Now here are the ladies of lovely 3:2:
I think of the many pictures taken during today’s prolonged photo session that one is the best, (despite my mad professor hair). Actually 3:2 are a funny class, and I mean that in a good way… When I said I wanted to take a picture with them, there was sudden flurry of “Me, too!”, “Yeah, I want to take a picture as well!”, “I was just thinking I really wanted to take a picture!”, “I wanna take a picture too!” kind of OUTBURST and suddenly we were all fighting for camera space… Here are three of the photo-munchkins in action: Shiori, Risa and Misa. Shiori & Misa – you still owe me homework!
Another year goes around and it’s time to say goodbye to two more writing classes. Nice classes these. I taught some of them when they were first years too… And I shall miss them. Good luck ladies in your bright and shiny futures!
Here’s 3:3. (下の写真をクリックしたらもっと大きく見えるよ！）
And here’s 3:4.
Hmm… the pictures are a bit fuzzy. Maybe I should have used the flash after all…
Saturday October 4th: Went to see Randy Weston and Alex Blake at Kamigamo. That was an amazing night. Those two guys are no spring chickens but they play with all the mercurial energy of youth. Alex Blake plays his bass like a crazy man, and both of them are just pulling, no yanking music up from the depths of their souls. At the end of the night Randy Weston thanked us all for a deeply spiritual evening – and truly I felt blessed. So much so, I bought the CD.
Sunday 5th: Braved the rains and went to the Vegetarian festival at Okazaki park and ate a lot of food. Despite the incessant inclemency there was quite a big turn out and the lady who runs Sunny Place told me later she sold all her foodage. Here are a couple of pictures of things that look (and taste) like hotdogs and burgers but aren’t, and me enjoying an organic beer.
Wednesday 8th: Went to “Gnome” Irish pub on Kawaramachi. It’s a good place, good music, lovely food but no customers. I think it may need the Deep Kyoto treatment. Later on I went to “Alphabet A” on Pontocho with Massun, and Yoshida-kun turned up later too. That’s a good bar too. I really really ought to give it a review sometime…

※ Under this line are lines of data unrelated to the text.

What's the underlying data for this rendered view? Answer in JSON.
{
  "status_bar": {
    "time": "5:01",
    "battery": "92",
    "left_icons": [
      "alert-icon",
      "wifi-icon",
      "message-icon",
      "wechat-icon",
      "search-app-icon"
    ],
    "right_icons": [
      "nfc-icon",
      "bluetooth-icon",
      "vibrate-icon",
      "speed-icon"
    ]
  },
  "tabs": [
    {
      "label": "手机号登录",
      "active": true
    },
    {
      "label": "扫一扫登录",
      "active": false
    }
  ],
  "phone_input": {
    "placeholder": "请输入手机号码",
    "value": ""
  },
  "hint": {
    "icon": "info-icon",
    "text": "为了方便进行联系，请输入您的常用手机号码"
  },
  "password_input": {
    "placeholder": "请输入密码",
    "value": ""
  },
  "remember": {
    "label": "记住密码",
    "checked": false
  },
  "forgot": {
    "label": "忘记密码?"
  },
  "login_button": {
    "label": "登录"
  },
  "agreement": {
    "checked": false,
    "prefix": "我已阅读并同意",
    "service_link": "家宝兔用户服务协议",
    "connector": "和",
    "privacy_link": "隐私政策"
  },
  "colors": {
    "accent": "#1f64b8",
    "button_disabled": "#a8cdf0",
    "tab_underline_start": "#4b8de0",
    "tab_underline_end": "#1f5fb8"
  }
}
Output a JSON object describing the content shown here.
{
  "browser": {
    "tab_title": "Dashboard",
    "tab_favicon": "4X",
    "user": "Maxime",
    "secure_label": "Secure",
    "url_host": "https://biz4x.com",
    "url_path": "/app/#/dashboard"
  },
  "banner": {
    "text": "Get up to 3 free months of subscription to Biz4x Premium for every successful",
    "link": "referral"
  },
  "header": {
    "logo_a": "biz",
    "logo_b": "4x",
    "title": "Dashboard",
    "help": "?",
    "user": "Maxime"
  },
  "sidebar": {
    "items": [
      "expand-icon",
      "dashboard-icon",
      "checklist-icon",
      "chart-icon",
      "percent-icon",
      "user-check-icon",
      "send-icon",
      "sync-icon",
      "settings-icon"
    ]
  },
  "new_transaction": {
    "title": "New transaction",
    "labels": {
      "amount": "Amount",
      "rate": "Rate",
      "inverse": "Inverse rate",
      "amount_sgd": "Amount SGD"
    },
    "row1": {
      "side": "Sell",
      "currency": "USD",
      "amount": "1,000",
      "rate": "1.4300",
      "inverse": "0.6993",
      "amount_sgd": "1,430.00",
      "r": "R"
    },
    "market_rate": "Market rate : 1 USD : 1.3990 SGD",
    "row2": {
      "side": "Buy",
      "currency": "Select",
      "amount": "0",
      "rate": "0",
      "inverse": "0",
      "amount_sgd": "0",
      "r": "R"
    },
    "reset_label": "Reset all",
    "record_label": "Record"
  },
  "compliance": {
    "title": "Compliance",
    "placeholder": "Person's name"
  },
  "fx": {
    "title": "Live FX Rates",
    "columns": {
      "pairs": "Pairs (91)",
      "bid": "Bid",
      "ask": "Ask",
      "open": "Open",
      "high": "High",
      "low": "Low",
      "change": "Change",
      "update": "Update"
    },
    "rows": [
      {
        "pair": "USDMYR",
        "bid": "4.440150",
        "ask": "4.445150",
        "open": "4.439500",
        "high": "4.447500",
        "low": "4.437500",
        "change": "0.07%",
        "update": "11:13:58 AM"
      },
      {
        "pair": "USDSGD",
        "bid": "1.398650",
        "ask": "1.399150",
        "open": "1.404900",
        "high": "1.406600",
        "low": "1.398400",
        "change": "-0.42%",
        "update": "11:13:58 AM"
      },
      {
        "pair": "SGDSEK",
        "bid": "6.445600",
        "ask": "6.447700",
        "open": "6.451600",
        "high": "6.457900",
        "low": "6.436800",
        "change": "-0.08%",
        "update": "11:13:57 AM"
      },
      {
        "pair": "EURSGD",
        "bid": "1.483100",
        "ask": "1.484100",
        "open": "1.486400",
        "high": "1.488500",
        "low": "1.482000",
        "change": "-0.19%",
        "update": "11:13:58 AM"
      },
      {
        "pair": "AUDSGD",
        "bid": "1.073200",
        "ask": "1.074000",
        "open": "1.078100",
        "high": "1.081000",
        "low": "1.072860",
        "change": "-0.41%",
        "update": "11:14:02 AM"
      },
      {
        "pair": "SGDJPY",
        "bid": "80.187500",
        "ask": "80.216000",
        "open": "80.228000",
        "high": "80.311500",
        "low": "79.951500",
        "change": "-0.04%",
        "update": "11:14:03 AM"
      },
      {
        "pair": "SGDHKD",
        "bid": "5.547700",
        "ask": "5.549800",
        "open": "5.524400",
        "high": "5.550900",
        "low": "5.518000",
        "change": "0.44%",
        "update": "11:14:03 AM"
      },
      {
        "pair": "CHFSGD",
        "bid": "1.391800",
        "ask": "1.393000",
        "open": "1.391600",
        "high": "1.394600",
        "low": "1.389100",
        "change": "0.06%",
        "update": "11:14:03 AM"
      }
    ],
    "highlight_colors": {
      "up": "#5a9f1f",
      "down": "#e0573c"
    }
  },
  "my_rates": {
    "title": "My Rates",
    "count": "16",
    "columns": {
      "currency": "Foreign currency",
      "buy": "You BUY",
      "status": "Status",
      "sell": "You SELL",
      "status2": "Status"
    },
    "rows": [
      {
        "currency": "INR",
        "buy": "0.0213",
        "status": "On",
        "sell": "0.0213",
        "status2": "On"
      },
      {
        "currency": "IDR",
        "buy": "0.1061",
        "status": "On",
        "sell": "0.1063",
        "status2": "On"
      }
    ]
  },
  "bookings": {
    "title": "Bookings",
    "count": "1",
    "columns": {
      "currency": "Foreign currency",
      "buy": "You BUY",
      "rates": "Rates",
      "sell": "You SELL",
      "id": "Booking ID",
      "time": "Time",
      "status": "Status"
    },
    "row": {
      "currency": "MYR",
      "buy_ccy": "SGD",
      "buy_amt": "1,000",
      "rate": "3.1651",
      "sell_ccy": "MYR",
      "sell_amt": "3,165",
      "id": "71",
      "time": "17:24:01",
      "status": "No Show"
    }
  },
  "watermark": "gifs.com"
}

Other than that a fairly normal week, worked a bit, wrote a couple of tests, and was told by some first years that I have a very small bum. Please don’t look at my bum, I said and moved swiftly away before any other ideas entered their heads. Went to “Field” Irish pub on Saturday to hear some Irish music, as they have a session there most weekends, but they weren’t much cop unfortunately. In fact the guy playing the tin whistle who seemed to be the leader, was practically tone deaf. So ended up in Joao instead. No problems with that though it’s a great place and we had a great chat with Taisho. Sunday I checked out the Parisian art exhibition at the Kyoto City Art Museum in Higashiyama. It was interesting but too packed with people to be enjoyable to be honest… Then last night I went to Uji. They have lit up the streets and the bridge there with lanterns decorated with scenes form the The Tale of Genji. All very pretty. It finishes on the 19th so go now if you can or check out the pics below (because who needs words when you can look at pictures?).
Today, I went to Otsu to record some narration for a KCTP promotional video (I’m as smooth as an NHK newscaster apparently) for which I received a handsome fee. I wonder how one gets into narration work… And that pretty much brings us up to speed. Here’s a couple of pictures of a friendly cat I met in Uji last night: